Copy everything in the data below exactly except the pictures.

» **Material provided**
--------------------

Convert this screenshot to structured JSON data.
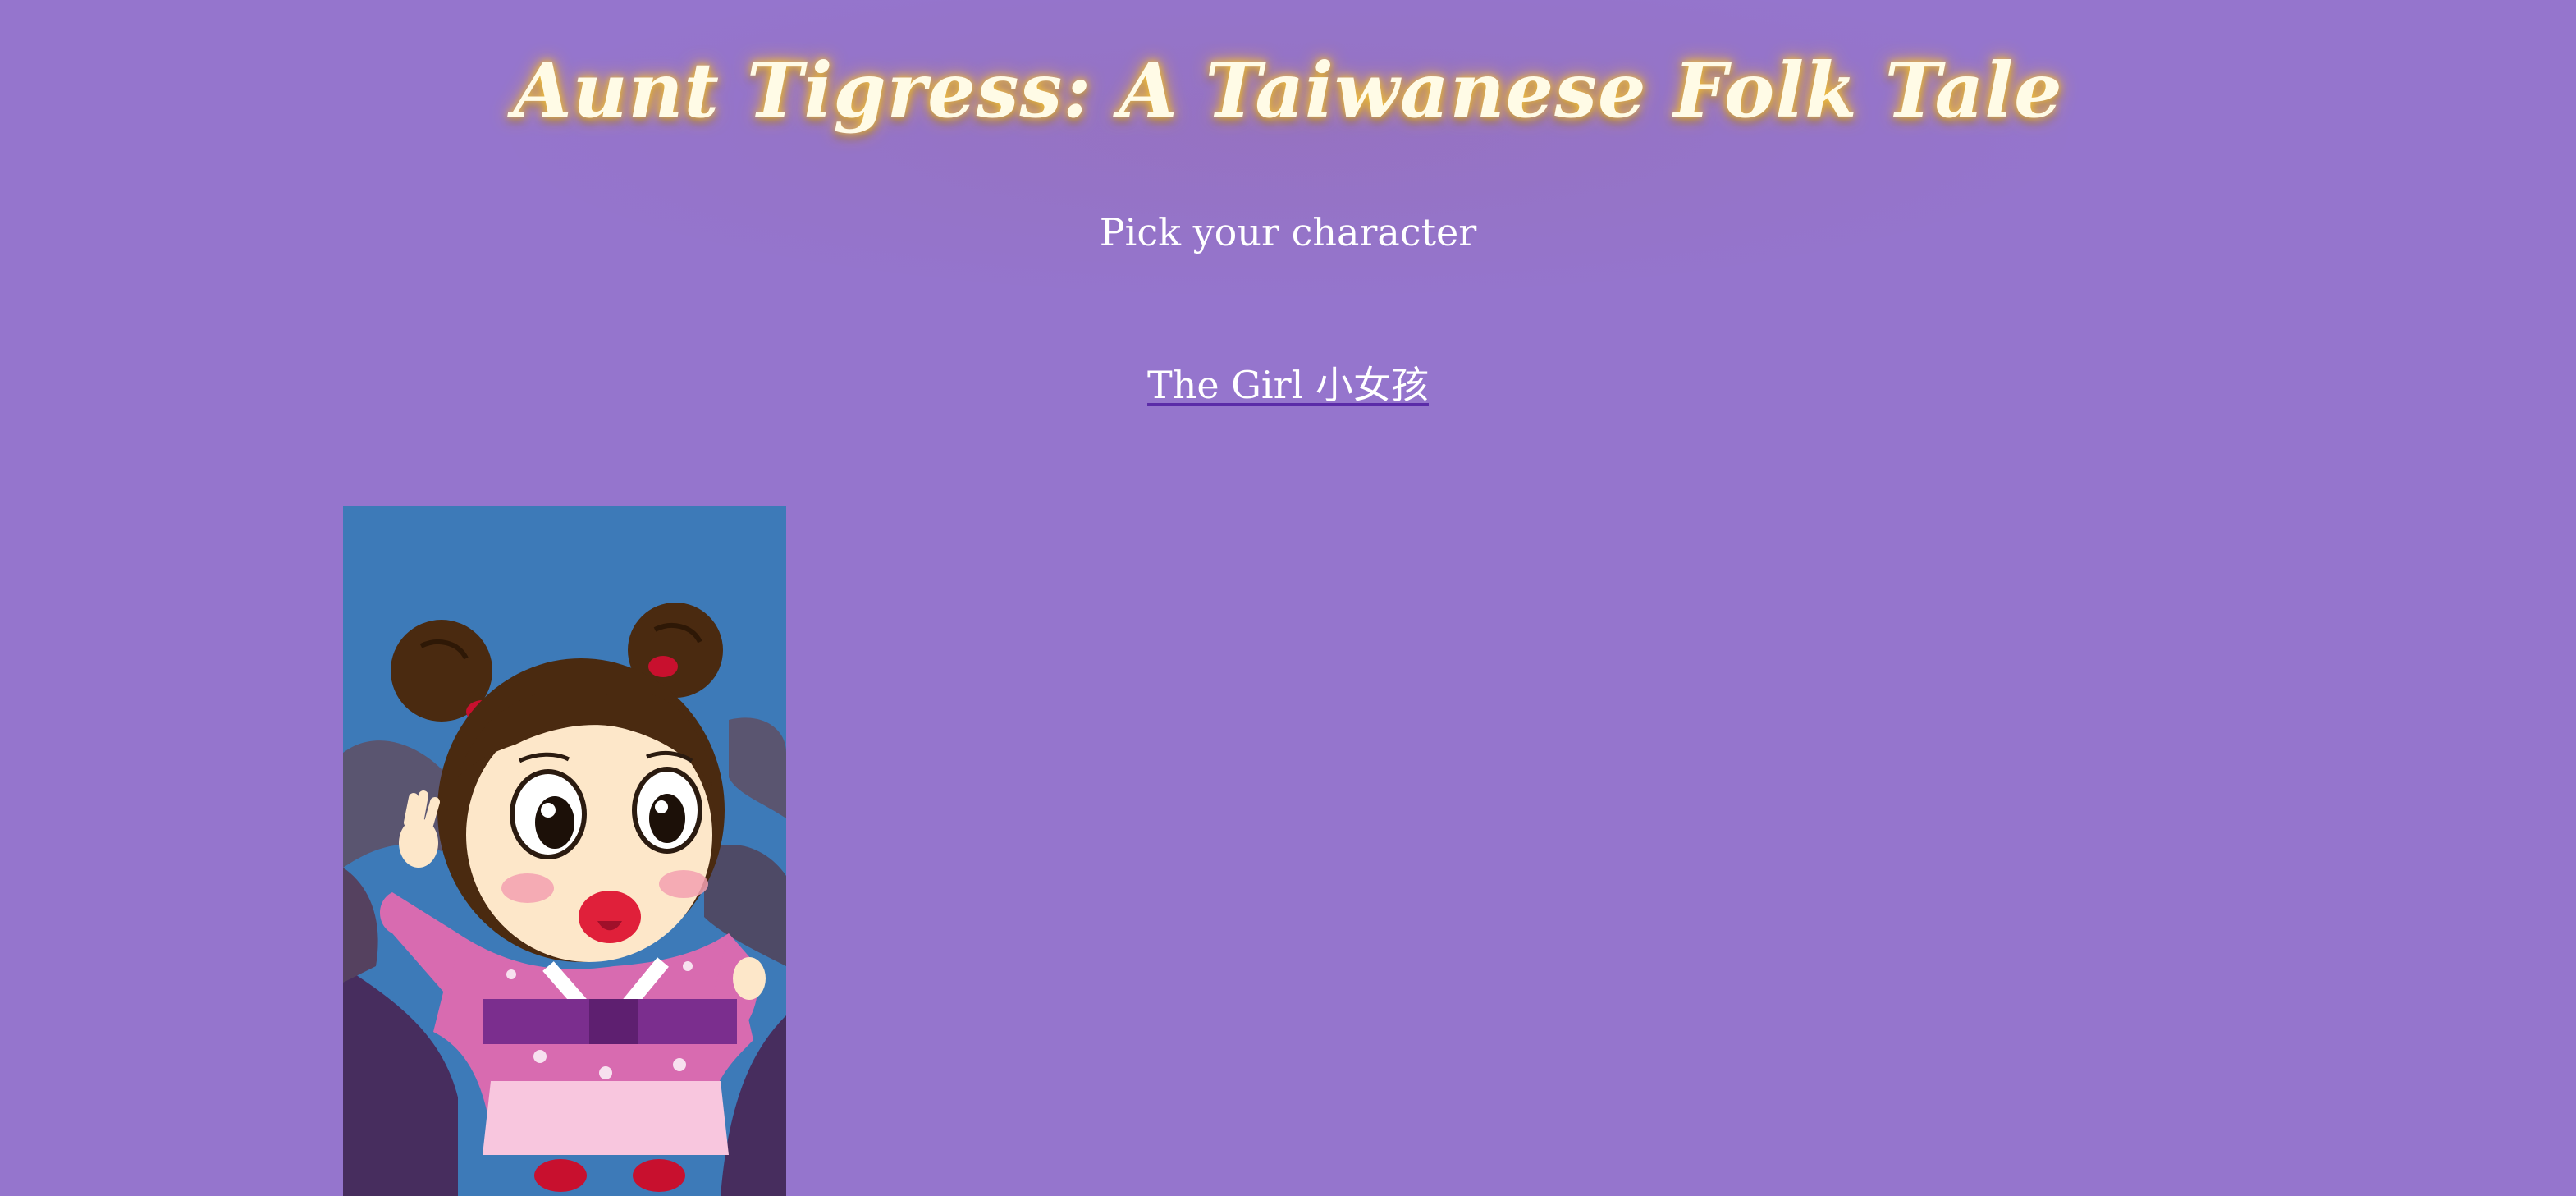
{
  "page": {
    "title": "Aunt Tigress: A Taiwanese Folk Tale",
    "subtitle": "Pick your character"
  },
  "characters": [
    {
      "label": "The Girl 小女孩",
      "image_icon": "girl-character-illustration"
    }
  ],
  "colors": {
    "background": "#9575cd",
    "title_text": "#fffbe6",
    "title_glow": "#f5c542",
    "link_underline": "#5b2ba8",
    "image_background": "#3d7ab8"
  }
}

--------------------

» **Response below**
Convert this screenshot to structured JSON data.
{
  "page": {
    "title": "Aunt Tigress: A Taiwanese Folk Tale",
    "subtitle": "Pick your character"
  },
  "characters": [
    {
      "label": "The Girl 小女孩",
      "image_icon": "girl-character-illustration"
    }
  ],
  "colors": {
    "background": "#9575cd",
    "title_text": "#fffbe6",
    "title_glow": "#f5c542",
    "link_underline": "#5b2ba8",
    "image_background": "#3d7ab8"
  }
}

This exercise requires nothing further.